== Segment start ==

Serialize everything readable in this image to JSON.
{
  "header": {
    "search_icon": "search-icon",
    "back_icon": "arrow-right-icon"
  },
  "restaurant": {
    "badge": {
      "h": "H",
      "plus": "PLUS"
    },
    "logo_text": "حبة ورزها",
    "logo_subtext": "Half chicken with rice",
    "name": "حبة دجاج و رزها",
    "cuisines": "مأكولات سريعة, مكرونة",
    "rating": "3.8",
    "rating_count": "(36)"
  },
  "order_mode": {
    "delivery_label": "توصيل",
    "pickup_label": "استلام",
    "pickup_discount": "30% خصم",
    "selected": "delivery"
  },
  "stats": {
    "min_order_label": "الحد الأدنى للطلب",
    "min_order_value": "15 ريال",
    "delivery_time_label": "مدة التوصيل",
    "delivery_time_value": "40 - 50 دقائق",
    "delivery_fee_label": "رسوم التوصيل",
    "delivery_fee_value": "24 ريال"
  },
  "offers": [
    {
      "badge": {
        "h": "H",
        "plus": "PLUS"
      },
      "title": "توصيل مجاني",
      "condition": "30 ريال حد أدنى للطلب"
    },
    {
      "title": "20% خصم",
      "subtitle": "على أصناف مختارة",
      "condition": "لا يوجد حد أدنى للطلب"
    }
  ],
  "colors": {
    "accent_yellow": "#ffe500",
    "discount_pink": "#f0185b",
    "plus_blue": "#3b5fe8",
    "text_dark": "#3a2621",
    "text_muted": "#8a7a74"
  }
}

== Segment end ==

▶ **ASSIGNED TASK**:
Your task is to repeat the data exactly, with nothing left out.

▶ **RESULT**:
Serialize everything readable in this image to JSON.
{
  "header": {
    "search_icon": "search-icon",
    "back_icon": "arrow-right-icon"
  },
  "restaurant": {
    "badge": {
      "h": "H",
      "plus": "PLUS"
    },
    "logo_text": "حبة ورزها",
    "logo_subtext": "Half chicken with rice",
    "name": "حبة دجاج و رزها",
    "cuisines": "مأكولات سريعة, مكرونة",
    "rating": "3.8",
    "rating_count": "(36)"
  },
  "order_mode": {
    "delivery_label": "توصيل",
    "pickup_label": "استلام",
    "pickup_discount": "30% خصم",
    "selected": "delivery"
  },
  "stats": {
    "min_order_label": "الحد الأدنى للطلب",
    "min_order_value": "15 ريال",
    "delivery_time_label": "مدة التوصيل",
    "delivery_time_value": "40 - 50 دقائق",
    "delivery_fee_label": "رسوم التوصيل",
    "delivery_fee_value": "24 ريال"
  },
  "offers": [
    {
      "badge": {
        "h": "H",
        "plus": "PLUS"
      },
      "title": "توصيل مجاني",
      "condition": "30 ريال حد أدنى للطلب"
    },
    {
      "title": "20% خصم",
      "subtitle": "على أصناف مختارة",
      "condition": "لا يوجد حد أدنى للطلب"
    }
  ],
  "colors": {
    "accent_yellow": "#ffe500",
    "discount_pink": "#f0185b",
    "plus_blue": "#3b5fe8",
    "text_dark": "#3a2621",
    "text_muted": "#8a7a74"
  }
}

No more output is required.